“Moment in Blossom” (2018) by Paiwan artist Aruwai Kaumakan.

The exhibition will be imagined as a “planetarium,” where each artist can represent a certain “pull of gravity.” Aruwai Kaumakan’s “Moment in Blossom” (2018) embodies the features of what the curator Latour called the “Terrestrial Planet.”
Kaumakan was a jewelry designer. After a typhoon destroyed her hometown in 2008, she decided to change her creations.
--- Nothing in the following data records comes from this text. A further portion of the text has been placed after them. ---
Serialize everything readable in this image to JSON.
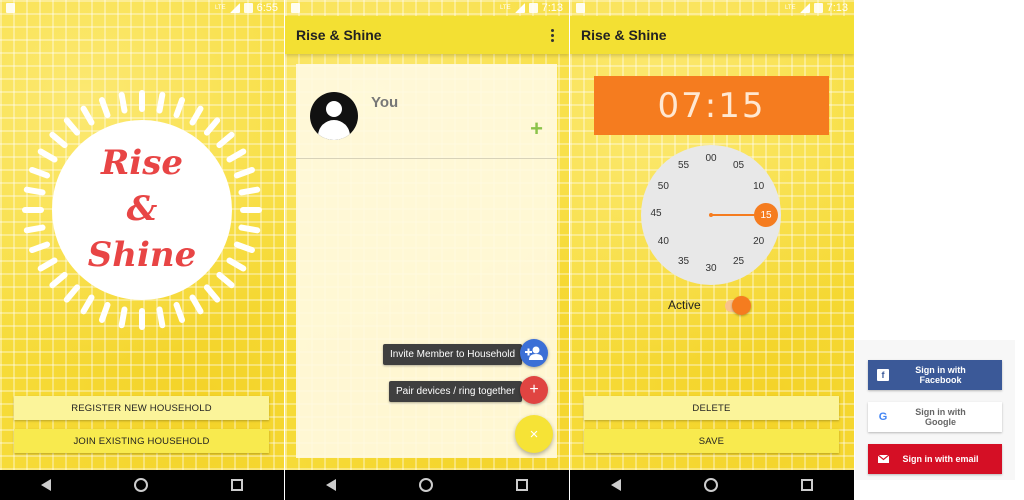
{
  "screens": [
    {
      "status_time": "6:55",
      "logo_lines": [
        "Rise",
        "&",
        "Shine"
      ],
      "buttons": [
        "REGISTER NEW HOUSEHOLD",
        "JOIN EXISTING HOUSEHOLD"
      ]
    },
    {
      "status_time": "7:13",
      "title": "Rise & Shine",
      "member_name": "You",
      "add_symbol": "+",
      "fab_menu": [
        {
          "label": "Invite Member to Household",
          "icon": "add-person-icon",
          "color": "#3b6fd6"
        },
        {
          "label": "Pair devices / ring together",
          "icon": "plus-icon",
          "color": "#e04441"
        }
      ],
      "fab_main_symbol": "×"
    },
    {
      "status_time": "7:13",
      "title": "Rise & Shine",
      "time": "07:15",
      "dial_numbers": [
        "00",
        "05",
        "10",
        "15",
        "20",
        "25",
        "30",
        "35",
        "40",
        "45",
        "50",
        "55"
      ],
      "selected_minute": "15",
      "active_label": "Active",
      "active": true,
      "buttons": [
        "DELETE",
        "SAVE"
      ]
    }
  ],
  "signin": {
    "facebook": {
      "label": "Sign in with Facebook",
      "color": "#3b5998"
    },
    "google": {
      "label": "Sign in with Google"
    },
    "email": {
      "label": "Sign in with email",
      "color": "#d50f25"
    }
  },
  "colors": {
    "accent_yellow": "#f3e033",
    "accent_orange": "#f57c1f",
    "logo_red": "#e84545"
  }
}
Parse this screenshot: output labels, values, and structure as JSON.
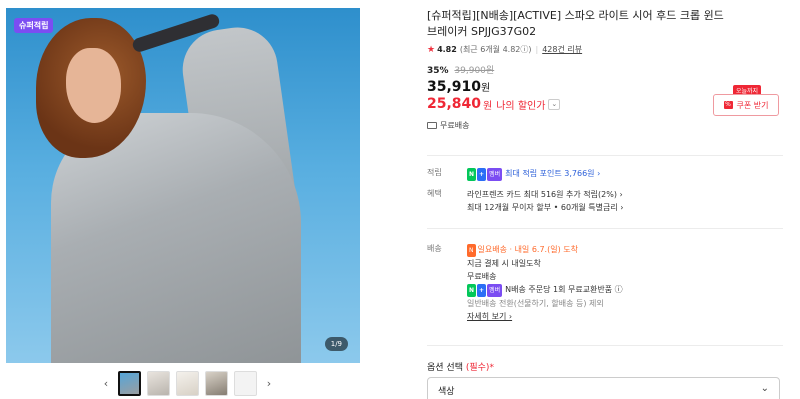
{
  "gallery": {
    "badge": "슈퍼적립",
    "counter": "1/9",
    "prev_icon": "‹",
    "next_icon": "›",
    "thumb_count": 5
  },
  "product": {
    "title": "[슈퍼적립][N배송][ACTIVE] 스파오 라이트 시어 후드 크롭 윈드브레이커 SPJJG37G02",
    "rating": "4.82",
    "rating_detail": "(최근 6개월 4.82ⓘ)",
    "review_count": "428건 리뷰",
    "discount_pct": "35%",
    "original_price": "39,900원",
    "price": "35,910",
    "price_unit": "원",
    "my_price": "25,840",
    "my_price_unit": "원",
    "my_price_label": "나의 할인가",
    "my_price_chevron": "⌄",
    "free_shipping": "무료배송"
  },
  "coupon": {
    "tag": "오늘까지",
    "icon": "%",
    "label": "쿠폰 받기"
  },
  "benefits": {
    "points_label": "적립",
    "npay_chip": "N",
    "plus_chip": "+",
    "member_chip": "멤버",
    "points_text": "최대 적립 포인트 3,766원 ›",
    "benefit_label": "혜택",
    "benefit_line1": "라인프렌즈 카드 최대 516원 추가 적립(2%) ›",
    "benefit_line2": "최대 12개월 무이자 할부 • 60개월 특별금리 ›"
  },
  "shipping": {
    "label": "배송",
    "chip": "N",
    "arrival_text": "일요배송 · 내일 6.7.(일) 도착",
    "line1": "지금 결제 시 내일도착",
    "line2": "무료배송",
    "npay_chip": "N",
    "plus_chip": "+",
    "member_chip": "멤버",
    "line3": "N배송 주문당 1회 무료교환반품 ⓘ",
    "line4": "일반배송 전환(선물하기, 할배송 등) 제외",
    "detail_link": "자세히 보기 ›"
  },
  "options": {
    "label": "옵션 선택",
    "required": "(필수)*",
    "select_value": "색상",
    "chevron": "⌄"
  }
}
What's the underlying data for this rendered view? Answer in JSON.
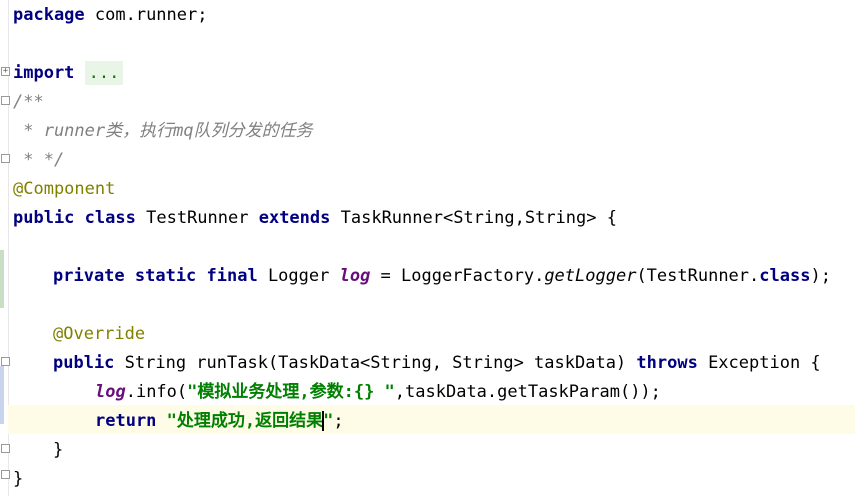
{
  "editor": {
    "package_kw": "package",
    "package_name": " com.runner;",
    "import_kw": "import",
    "import_folded": "...",
    "doc_open": "/**",
    "doc_line": " * runner类，执行mq队列分发的任务",
    "doc_close": " * */",
    "annotation_component": "@Component",
    "class_public": "public",
    "class_kw": "class",
    "class_name": "TestRunner",
    "extends_kw": "extends",
    "extends_type": "TaskRunner<String,String> {",
    "field_mods": "private static final",
    "field_type": " Logger ",
    "field_name": "log",
    "field_assign": " = LoggerFactory.",
    "field_method": "getLogger",
    "field_args": "(TestRunner.",
    "field_class_kw": "class",
    "field_end": ");",
    "annotation_override": "@Override",
    "method_public": "public",
    "method_sig": " String runTask(TaskData<String, String> taskData) ",
    "throws_kw": "throws",
    "method_exc": " Exception {",
    "log_ref": "log",
    "log_call": ".info(",
    "log_str": "\"模拟业务处理,参数:{} \"",
    "log_args": ",taskData.getTaskParam());",
    "return_kw": "return",
    "return_str_a": "\"处理成功,返回结果",
    "return_str_b": "\"",
    "return_end": ";",
    "close_method": "}",
    "close_class": "}"
  }
}
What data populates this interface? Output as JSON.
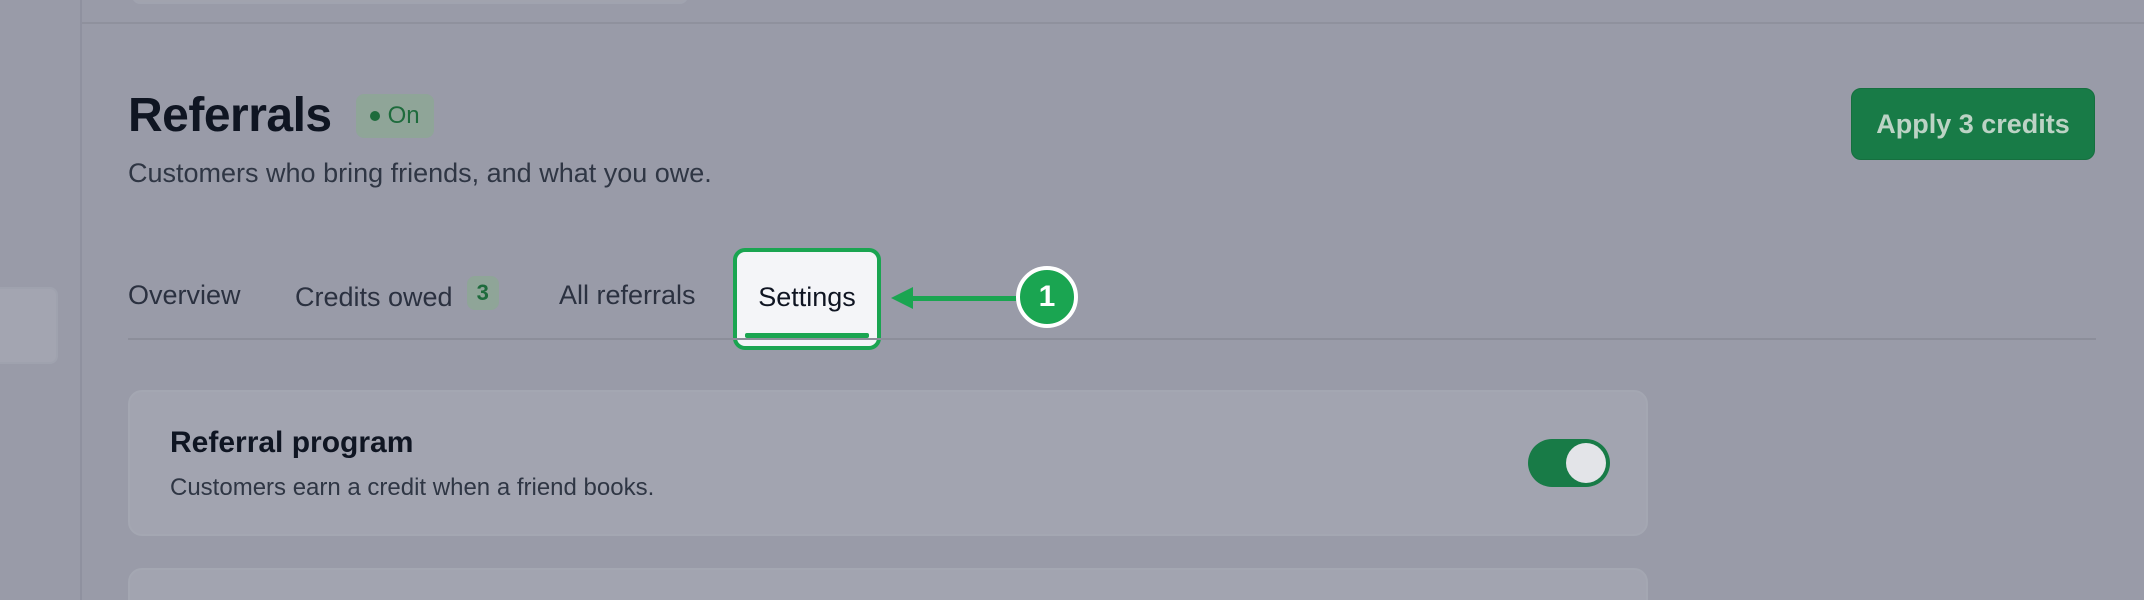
{
  "header": {
    "title": "Referrals",
    "status_badge": "On",
    "subtitle": "Customers who bring friends, and what you owe.",
    "apply_button": "Apply 3 credits"
  },
  "tabs": [
    {
      "label": "Overview"
    },
    {
      "label": "Credits owed",
      "count": "3"
    },
    {
      "label": "All referrals"
    },
    {
      "label": "Settings",
      "active": true
    }
  ],
  "annotation": {
    "marker": "1"
  },
  "settings": {
    "referral_program": {
      "title": "Referral program",
      "description": "Customers earn a credit when a friend books.",
      "enabled": true
    }
  },
  "colors": {
    "accent": "#1aa551",
    "primary_button": "#187b47"
  }
}
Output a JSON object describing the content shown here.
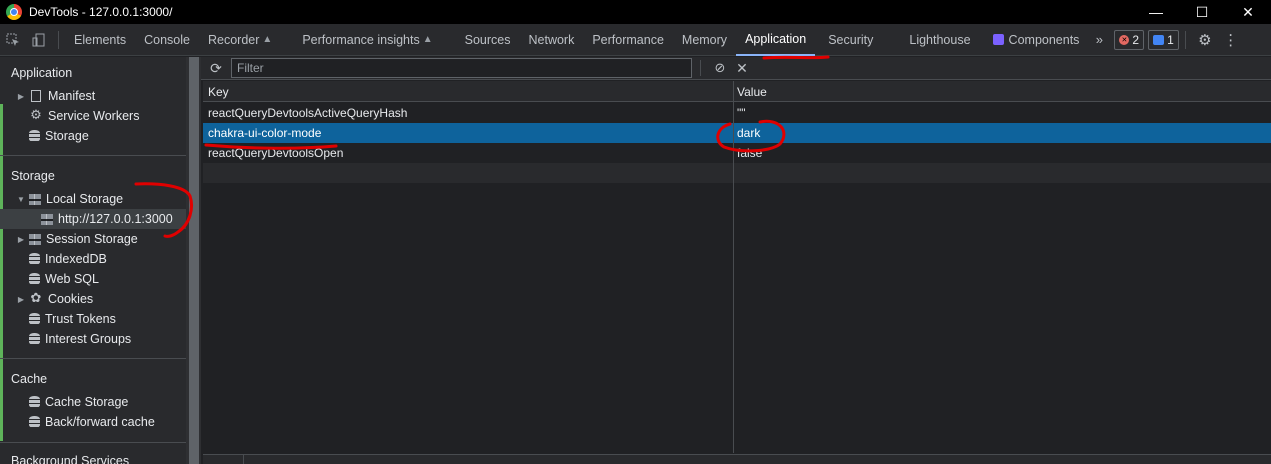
{
  "window": {
    "title": "DevTools - 127.0.0.1:3000/",
    "minimize": "—",
    "maximize": "☐",
    "close": "✕"
  },
  "tabs": [
    {
      "label": "Elements"
    },
    {
      "label": "Console"
    },
    {
      "label": "Recorder",
      "flask": "▲"
    },
    {
      "label": "Performance insights",
      "flask": "▲"
    },
    {
      "label": "Sources"
    },
    {
      "label": "Network"
    },
    {
      "label": "Performance"
    },
    {
      "label": "Memory"
    },
    {
      "label": "Application",
      "active": true
    },
    {
      "label": "Security"
    },
    {
      "label": "Lighthouse"
    },
    {
      "label": "Components"
    }
  ],
  "tab_more": "»",
  "badges": {
    "errors": "2",
    "messages": "1"
  },
  "sidebar": {
    "application_head": "Application",
    "application_items": [
      "Manifest",
      "Service Workers",
      "Storage"
    ],
    "storage_head": "Storage",
    "local_storage": "Local Storage",
    "local_storage_origin": "http://127.0.0.1:3000",
    "session_storage": "Session Storage",
    "storage_items": [
      "IndexedDB",
      "Web SQL",
      "Cookies",
      "Trust Tokens",
      "Interest Groups"
    ],
    "cache_head": "Cache",
    "cache_items": [
      "Cache Storage",
      "Back/forward cache"
    ],
    "background_head": "Background Services"
  },
  "toolbar": {
    "filter_placeholder": "Filter",
    "filter_value": ""
  },
  "table": {
    "columns": [
      "Key",
      "Value"
    ],
    "rows": [
      {
        "key": "reactQueryDevtoolsActiveQueryHash",
        "value": "\"\""
      },
      {
        "key": "chakra-ui-color-mode",
        "value": "dark",
        "selected": true
      },
      {
        "key": "reactQueryDevtoolsOpen",
        "value": "false"
      }
    ]
  },
  "colors": {
    "accent": "#8ab4f8",
    "selection": "#0e639c",
    "annotation": "#e00000",
    "storage_green": "#5eb35a"
  }
}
Now her works are a marvelous example of Paiwan culture and art.
One of the highlights of this year’s biennial is the “Theater of Negotiations” (協商劇場). This collaborative project came from the teachers and students of the Taiwan Science, Technology and Society Association (臺灣科技與社會研究學會).